While earthworms are generally praised for their beneficial roles in ecosystem functioning and agriculture, the invasion of non-native earthworms across Canada is starting to pose a significant threat to the country’s habitats.
A new Stanford University study reveals that the proportion of alien earthworms in Canada is three times greater than native earthworms, with at least 70 different species of “alien” earthworms found in North America.
Research also found alien earthworm species in 97 per cent of studied soils across North America, with the intruders accounting for 23 per cent of the continent’s 308 earthworm species. Not to mention, the pesky invasive species are also at an advantage, all thanks to their female’s ability to reproduce without fertilization from a male.
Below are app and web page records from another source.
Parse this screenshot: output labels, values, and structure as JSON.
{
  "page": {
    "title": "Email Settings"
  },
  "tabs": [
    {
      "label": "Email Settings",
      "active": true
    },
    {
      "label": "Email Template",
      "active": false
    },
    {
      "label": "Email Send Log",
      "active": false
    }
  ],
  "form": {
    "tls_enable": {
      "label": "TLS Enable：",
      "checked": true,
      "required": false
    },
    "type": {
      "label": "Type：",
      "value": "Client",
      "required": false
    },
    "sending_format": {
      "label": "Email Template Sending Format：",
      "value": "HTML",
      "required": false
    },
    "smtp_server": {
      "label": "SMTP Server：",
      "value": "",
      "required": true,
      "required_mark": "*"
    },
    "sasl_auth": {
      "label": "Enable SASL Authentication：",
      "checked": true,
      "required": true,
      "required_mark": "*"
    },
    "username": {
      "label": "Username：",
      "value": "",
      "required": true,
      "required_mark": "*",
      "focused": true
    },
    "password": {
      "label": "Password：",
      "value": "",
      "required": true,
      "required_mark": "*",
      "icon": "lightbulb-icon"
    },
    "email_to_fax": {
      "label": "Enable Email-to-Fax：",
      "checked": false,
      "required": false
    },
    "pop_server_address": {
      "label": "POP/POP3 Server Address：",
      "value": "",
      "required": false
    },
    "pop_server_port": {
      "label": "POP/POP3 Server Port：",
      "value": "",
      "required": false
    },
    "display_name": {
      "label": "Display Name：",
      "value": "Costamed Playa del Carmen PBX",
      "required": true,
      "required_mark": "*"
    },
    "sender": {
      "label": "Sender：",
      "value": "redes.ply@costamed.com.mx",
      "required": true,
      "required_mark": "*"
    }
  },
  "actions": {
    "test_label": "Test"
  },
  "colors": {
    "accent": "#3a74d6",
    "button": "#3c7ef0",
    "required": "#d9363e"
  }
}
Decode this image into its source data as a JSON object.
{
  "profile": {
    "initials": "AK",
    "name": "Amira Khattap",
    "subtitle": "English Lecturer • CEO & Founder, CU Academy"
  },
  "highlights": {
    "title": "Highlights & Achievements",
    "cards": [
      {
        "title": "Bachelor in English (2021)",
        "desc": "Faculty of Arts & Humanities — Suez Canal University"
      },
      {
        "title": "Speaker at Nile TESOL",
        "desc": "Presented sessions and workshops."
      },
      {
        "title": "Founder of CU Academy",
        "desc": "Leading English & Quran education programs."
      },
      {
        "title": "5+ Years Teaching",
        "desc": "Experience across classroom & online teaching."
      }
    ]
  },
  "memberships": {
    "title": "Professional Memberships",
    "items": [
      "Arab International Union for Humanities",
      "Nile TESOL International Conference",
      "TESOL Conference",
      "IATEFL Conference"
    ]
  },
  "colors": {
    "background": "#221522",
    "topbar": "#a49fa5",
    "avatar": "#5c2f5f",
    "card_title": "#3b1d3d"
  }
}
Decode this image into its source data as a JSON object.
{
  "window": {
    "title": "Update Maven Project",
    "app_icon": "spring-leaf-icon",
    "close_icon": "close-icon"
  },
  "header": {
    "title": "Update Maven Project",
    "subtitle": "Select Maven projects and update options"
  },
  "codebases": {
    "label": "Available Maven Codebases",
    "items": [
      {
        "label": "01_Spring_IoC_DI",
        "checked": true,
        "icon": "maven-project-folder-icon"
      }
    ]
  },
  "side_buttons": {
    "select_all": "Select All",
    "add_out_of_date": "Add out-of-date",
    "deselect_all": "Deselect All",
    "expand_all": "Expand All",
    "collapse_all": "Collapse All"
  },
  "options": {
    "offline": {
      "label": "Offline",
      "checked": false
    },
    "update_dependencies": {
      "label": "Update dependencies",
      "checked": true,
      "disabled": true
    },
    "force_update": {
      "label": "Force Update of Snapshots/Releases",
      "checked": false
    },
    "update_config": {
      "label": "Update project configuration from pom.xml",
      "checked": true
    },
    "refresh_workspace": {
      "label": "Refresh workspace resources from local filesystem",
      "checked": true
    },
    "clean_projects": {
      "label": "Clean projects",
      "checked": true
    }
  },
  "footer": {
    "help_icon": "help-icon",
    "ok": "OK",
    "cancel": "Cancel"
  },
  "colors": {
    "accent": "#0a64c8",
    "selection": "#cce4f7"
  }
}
“These ratios are likely to increase because human activities facilitate the development of alien species that threaten native earthworm species, a phenomenon still largely overlooked,” said the study’s lead author, Jérôme Mathieu.
According to Earth.com, the introduction of invasive earthworms to the continent dates back to the late 1800s, with the practice aiming to exploit the species’ contributions to soil health.
The squirmy creatures aerate the soil, promote drainage, facilitate water and nutrition penetration, and draw organic material into their burrow, accelerating the decomposition of organic matter and producing nutritive materials for growing plants.
However, “alien” earthworms have now begun to stress native plants in Canada by altering the soil and encouraging the spread of invasive plant species. In North America, the species have stressed trees like sugar maples, triggering a series of impacts on the continent’s food web.
Native species also face substantial threats from human activities, through the use of pesticides and habitat destruction.
“It is a story of global homogenization of biodiversity by humans, which often leads to the decline of unique local species and the disruption of native ecosystem processes,” said study author professor Elizabeth Hadly.
Unfortunately, these “alien” species aren’t the only worms causing issues in Canada. Another species, known as Bipalium adventitium, is similarly threatening havoc on local garden ecosystems, and has been spotted throughout the GTA over the past few years.
— blogTO (@blogTO) October 18, 2022
Once the species finds its prey — which are usually unsuspecting earthworms, slugs, or insect larvae — it wraps its body around the victim and stabs it with an everted pharynx.
— blogTO (@blogTO) June 12, 2023
Asian pheretimoid worms, or Amynthas, are also a relatively new species on the invasive list for Ontario. The creatures often cluster together in masses that include as many as 100 worms per square metre, posing a significant risk of causing ecological damage.